Step 3: Goal celebrations
One of the high points of a soccer game is after a goal is scored-and it is understandable considering the fact that goals don’t come easily in soccer. Players often leave the pitch to celebrate their goals.
Even though this is not a foul, ‘excessive behaviors’ during goal celebrations are strongly discouraged. This includes time-wasting, excessive, and choreographed celebrations.
Referees can intervene and caution players in the case of immoderate time-wasting and will usually add 30 seconds to stoppage time for every moderate goal celebration. However, this time can go up if the referee foresees additional time-wasting.
Step 4: Video assistant referee (VAR)
The introduction of VAR also led to more delays during goal and foul checks. Prior to 2017 when VAR was introduced, this was not an issue. VAR is only allowed to intervene when there is a ‘serious missed incident’ or ‘clear and obvious error’. This may include
- Mistaken identity during a caution or send-off
- Direct red card offense (not second caution)
- Penalty/no penalty
- Goal/no goal
The game stops to allow for VAR checks can often stretch to over a minute, especially when the referee has to go over to the touchline screen to have a look for themselves. The referee will also keep taps of time lost to VAR checks.
Step 5: Exceptional injury cases
According to Law 5 of the Law of the Game, an injured player cannot be treated on the field. However, there are exceptions to this rule including when a goalkeeper is injured, there is a severe injury, or the injured player is supposed to be the penalty taker if the foul resulted in a penalty.
For example, during the Euro 2020 game between Denmark and Finland, Christian Eriksen of Denmark suffered a cardiac arrest and collapsed on the field. Consequently, he was given urgent medical attention for around 10 minutes before he was taken to the hospital.
In this exceptional case, the time was paused. When the game eventually restarted, the remaining 4 minutes of the first half was played without the addition of the supposed 10 minutes lost to the medical emergency. However, the half-time break was reduced to 5 minutes (instead of the usual 15) to compensate for the loss.
All these lost time pockets are what the referee will collate and decide the amount of stoppage time that will be added at the end of the game.
Once the amount of stoppage time that will be allowed for a game has been displayed on the electronic board, the referee is not allowed to reduce this time. The entire stipulated minutes must be allowed to play out.

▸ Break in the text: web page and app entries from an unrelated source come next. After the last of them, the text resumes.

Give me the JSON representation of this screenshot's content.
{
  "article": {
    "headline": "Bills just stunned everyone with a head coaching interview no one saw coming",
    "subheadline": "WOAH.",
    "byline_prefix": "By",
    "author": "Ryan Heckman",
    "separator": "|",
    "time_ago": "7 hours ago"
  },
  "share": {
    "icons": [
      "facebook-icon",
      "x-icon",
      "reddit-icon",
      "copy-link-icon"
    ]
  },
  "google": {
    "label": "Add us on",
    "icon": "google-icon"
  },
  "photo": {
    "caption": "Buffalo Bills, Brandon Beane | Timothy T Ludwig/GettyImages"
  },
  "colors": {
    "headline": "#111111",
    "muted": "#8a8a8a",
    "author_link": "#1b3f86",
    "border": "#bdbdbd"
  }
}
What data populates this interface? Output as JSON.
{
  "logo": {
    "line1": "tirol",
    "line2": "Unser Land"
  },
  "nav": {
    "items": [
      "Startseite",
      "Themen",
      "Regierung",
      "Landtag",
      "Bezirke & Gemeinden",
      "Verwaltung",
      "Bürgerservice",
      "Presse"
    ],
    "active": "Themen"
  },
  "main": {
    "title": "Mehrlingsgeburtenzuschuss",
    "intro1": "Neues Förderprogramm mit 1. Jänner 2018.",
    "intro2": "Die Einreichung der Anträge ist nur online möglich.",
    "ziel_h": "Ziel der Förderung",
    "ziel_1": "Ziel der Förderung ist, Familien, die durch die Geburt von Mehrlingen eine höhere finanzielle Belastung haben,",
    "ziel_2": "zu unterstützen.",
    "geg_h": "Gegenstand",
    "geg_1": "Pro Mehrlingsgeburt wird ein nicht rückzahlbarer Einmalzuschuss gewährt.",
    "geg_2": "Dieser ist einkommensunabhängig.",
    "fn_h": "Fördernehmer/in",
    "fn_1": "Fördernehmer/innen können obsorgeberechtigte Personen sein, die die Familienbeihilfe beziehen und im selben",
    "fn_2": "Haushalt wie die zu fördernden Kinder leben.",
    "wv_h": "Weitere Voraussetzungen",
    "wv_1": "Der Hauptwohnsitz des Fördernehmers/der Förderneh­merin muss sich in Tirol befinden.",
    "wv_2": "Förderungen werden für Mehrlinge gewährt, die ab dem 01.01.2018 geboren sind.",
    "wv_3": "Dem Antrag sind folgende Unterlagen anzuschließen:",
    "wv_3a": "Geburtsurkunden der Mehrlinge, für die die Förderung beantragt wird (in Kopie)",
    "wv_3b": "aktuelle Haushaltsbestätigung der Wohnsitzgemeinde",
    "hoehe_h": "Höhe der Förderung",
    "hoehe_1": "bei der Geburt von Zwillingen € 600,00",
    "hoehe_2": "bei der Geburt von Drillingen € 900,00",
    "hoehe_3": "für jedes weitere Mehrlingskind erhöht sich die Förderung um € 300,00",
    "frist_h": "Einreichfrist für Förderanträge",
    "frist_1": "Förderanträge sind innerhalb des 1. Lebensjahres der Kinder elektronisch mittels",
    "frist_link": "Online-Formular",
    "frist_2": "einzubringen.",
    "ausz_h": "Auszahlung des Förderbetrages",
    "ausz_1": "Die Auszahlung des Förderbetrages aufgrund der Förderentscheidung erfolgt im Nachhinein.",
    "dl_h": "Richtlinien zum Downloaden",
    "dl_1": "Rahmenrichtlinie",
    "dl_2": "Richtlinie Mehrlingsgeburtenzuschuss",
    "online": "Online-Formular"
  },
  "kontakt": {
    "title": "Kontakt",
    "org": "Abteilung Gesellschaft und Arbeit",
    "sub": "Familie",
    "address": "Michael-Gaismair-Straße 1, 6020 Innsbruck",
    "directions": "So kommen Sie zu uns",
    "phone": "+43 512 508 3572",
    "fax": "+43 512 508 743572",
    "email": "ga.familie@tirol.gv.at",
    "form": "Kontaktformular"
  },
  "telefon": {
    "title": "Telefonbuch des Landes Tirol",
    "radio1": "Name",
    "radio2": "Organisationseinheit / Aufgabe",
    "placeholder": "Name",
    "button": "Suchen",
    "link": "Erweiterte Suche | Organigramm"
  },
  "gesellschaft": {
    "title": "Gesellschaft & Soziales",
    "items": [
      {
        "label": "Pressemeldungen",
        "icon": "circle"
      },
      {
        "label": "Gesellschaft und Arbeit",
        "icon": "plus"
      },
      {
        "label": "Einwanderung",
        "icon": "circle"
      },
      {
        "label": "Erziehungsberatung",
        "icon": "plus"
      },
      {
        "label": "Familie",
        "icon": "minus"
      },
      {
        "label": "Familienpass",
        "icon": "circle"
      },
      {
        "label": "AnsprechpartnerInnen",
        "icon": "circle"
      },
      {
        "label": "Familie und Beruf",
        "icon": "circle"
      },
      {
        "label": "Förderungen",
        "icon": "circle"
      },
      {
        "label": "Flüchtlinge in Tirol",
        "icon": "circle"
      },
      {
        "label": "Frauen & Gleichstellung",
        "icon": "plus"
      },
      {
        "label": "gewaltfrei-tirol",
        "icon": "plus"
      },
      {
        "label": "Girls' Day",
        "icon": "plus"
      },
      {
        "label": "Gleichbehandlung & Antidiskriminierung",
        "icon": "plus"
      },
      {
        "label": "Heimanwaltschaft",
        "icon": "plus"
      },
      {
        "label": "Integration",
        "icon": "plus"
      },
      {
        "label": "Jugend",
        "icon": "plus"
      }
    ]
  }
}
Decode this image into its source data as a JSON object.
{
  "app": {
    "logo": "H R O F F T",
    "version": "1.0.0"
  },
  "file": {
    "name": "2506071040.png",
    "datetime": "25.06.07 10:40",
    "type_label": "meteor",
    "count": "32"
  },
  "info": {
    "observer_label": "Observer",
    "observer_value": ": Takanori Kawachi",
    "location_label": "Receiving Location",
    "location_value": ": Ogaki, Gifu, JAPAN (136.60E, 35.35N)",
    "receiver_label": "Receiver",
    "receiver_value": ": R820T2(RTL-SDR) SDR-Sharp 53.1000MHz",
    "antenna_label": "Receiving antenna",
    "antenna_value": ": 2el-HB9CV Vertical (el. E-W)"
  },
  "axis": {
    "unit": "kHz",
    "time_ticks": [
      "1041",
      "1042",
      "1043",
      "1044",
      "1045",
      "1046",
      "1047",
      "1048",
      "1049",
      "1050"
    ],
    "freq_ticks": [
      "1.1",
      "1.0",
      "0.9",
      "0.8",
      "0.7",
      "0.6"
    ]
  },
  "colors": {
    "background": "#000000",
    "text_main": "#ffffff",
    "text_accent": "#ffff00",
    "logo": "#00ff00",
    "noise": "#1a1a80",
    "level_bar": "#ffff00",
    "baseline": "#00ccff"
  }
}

However, a referee can allow the game to play beyond what was displayed by the fourth official—and it is unlikely that the referee will abruptly stop the game during an attack. One thing that the referee is not allowed to do is to carry a timekeeping error from the first half into the second half.
When a match is abandoned, the time is paused. If the game is retaken at a later date, the time will start from the exact minute it was paused before it was abandoned in the last game.
One thing is obvious in soccer, the game does not end when time elapses. Rather, the game will only end when the referee decides. For the players, it can be devastating to watch your lead slip from your fingers at a time when the game should have ended.
Accurate timekeeping in soccer is still a mirage because there are times where you will expect more and get less and vice versa. Regardless of the method used to determine how much time the referee should add to the stoppage for each type of stoppage, the last call is determined by the referee.
Thus, the elastic definition of the time by the referee means that no player, fan, or commentator can tell with accuracy when the game will end. Therefore, players need to keep their energy up until the sound of the whistle—and that adds to the ecstatic mood and passion of the game.
Hi there, I’m Jay.
Soccer is everything in my life! My friends and I have created this blog with all our enthusiasm, passion, and understanding after years of playing pro soccer. Hope you will enjoy it!